Reno Air Races 2006
by Brian Mork
Have you ever noticed that national aviation events tend to pick up names based on where
they occur? For example, the home-built Experimental Aircraft Association (EAA,
www.eaa.org) fly-in, conducted annually in August in Oshkosh, Wisconsin, is colloquially
known as “Oshkosh.” The Reno Air Racing Association (RARA, www.airrace.org) air races,
held annually in September at the Reno-Stead Airport in Nevada, are known simply as “Reno.”
I had a chance to attend the 2006
races, held September 11-15, and
took the opportunity to learn a bit
about the teams, see what opportunities there are for people, take a lot of

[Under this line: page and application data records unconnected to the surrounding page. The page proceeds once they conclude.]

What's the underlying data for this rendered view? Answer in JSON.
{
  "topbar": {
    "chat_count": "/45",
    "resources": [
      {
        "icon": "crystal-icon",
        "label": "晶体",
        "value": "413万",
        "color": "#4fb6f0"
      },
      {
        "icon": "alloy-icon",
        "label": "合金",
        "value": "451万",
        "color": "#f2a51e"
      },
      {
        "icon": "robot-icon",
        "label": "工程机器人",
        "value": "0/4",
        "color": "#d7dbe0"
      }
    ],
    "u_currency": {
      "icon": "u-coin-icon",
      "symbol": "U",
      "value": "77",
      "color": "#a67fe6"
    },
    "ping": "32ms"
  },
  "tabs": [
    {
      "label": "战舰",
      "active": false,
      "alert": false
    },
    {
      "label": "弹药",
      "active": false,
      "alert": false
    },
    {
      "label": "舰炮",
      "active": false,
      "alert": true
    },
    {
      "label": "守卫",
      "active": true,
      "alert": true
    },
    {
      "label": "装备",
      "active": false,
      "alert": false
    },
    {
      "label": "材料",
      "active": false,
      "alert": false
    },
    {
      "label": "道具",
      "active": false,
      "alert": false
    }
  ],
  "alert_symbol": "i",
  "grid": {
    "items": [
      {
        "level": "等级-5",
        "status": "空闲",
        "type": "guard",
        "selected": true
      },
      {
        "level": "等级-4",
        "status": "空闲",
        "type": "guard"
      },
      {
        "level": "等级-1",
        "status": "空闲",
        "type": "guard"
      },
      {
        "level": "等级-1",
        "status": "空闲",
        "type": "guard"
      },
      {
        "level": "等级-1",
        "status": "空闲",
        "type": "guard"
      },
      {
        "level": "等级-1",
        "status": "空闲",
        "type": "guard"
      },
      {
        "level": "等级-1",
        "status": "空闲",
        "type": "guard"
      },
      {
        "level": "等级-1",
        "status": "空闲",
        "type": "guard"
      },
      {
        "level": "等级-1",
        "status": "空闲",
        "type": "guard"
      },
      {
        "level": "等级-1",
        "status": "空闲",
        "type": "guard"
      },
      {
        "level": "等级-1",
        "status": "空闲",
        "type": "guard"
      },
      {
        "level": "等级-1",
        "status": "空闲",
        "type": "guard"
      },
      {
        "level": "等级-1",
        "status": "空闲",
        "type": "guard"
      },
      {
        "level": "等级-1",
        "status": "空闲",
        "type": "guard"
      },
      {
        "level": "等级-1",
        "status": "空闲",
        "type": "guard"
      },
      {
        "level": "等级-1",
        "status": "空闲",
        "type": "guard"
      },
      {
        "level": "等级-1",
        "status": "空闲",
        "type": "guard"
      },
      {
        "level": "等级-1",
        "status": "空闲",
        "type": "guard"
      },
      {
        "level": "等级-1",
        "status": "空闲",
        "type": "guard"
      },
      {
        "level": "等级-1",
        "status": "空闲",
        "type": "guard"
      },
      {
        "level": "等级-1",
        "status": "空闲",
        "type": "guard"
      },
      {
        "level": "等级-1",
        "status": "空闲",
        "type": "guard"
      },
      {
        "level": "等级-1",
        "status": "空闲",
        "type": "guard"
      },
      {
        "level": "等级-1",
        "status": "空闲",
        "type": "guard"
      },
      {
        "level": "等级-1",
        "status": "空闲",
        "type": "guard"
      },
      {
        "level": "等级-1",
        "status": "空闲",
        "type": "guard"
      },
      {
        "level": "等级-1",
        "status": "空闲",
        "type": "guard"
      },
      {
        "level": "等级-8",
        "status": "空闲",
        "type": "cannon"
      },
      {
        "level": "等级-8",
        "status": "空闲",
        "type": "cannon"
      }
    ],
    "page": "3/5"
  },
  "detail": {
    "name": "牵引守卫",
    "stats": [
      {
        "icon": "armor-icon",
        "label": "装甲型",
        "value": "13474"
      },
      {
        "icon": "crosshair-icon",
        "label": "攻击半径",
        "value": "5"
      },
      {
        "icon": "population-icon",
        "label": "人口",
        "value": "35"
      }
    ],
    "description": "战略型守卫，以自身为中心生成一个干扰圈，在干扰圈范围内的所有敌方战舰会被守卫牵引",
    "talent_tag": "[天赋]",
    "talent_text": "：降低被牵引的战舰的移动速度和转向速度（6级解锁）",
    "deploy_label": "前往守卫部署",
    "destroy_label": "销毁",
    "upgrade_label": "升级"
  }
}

photos, and see what hardware and
software they’re using to push forward
this “World’s Fastest Motor Sport.”
Previously, I reported on the 2004
and 2005 DARPA Autonomous
Vehicle competitions and 2005 X-Prize win for the Space Ship One
team. These were cutting edge efforts,
pushing new technology to the limit.
Although the team that took first place
in the Reno Sport Class develops
aircraft at the same Mojave Spaceport
as the Scaled Composites Space Ship
One team, the character and purpose
of Reno is different.
Reno is not a free-for-all run toward
the future, with new technology oozing
out of every mechanical seam. It’s an
honorable and traditional discipline
pursued by those with the money and
dedication to win with margins of
victory hovering at a few percent, any
78 February 2007
tiny errors leading to magnificent loss.
Individual teams are always looking for new ways to improve, and
adopting data collection and analysis
techniques is one of many methods
helping them squeeze the last mph
out of their aircraft and pilot techniques. What is this environment, and
who are these people? What kind of
technology do they use? In what areas
could I contribute? These questions
form the scope of this article. Please
be sure to also read the many photo
captions — much of the spirit of Reno
comes out through the photographs.
There are six broad classes of competition, based on the type of airplane.
• The traditional fast movers are the
Unlimited Class. Until recently, any
propeller driven airplane could participate. This class is populated with propeller driven World War II type planes
with stock or modified engines, wings,
etc. Some modern lower-power, low-weight designs are starting to threaten
the speed zone previously owned by
the best WW-II speedsters. In
response, the RARA committee added
an additional minimum weight restriction to keep the character of the race.
Past wins have been above 450 mph,
and are pushing against 500 mph as
improvements are made each year.
• The Jet Class exhibits the fastest raw
speed, but doesn’t have the same
audience thrill of deep throated aspirated engines as they zoom by a couple hundred feet in the air. All aircraft
in this class are L- 39 Albatross jets.
• The Sport Class was started in 1998 to
include any number of the faster home-built type aircraft. As optimization set in,
the class has become dominated by
Glassair and Lancair fiberglass airframes.
• Formula One pilots fly aircraft built
to strict technical specifications.
Speeds of nearly 250 mph are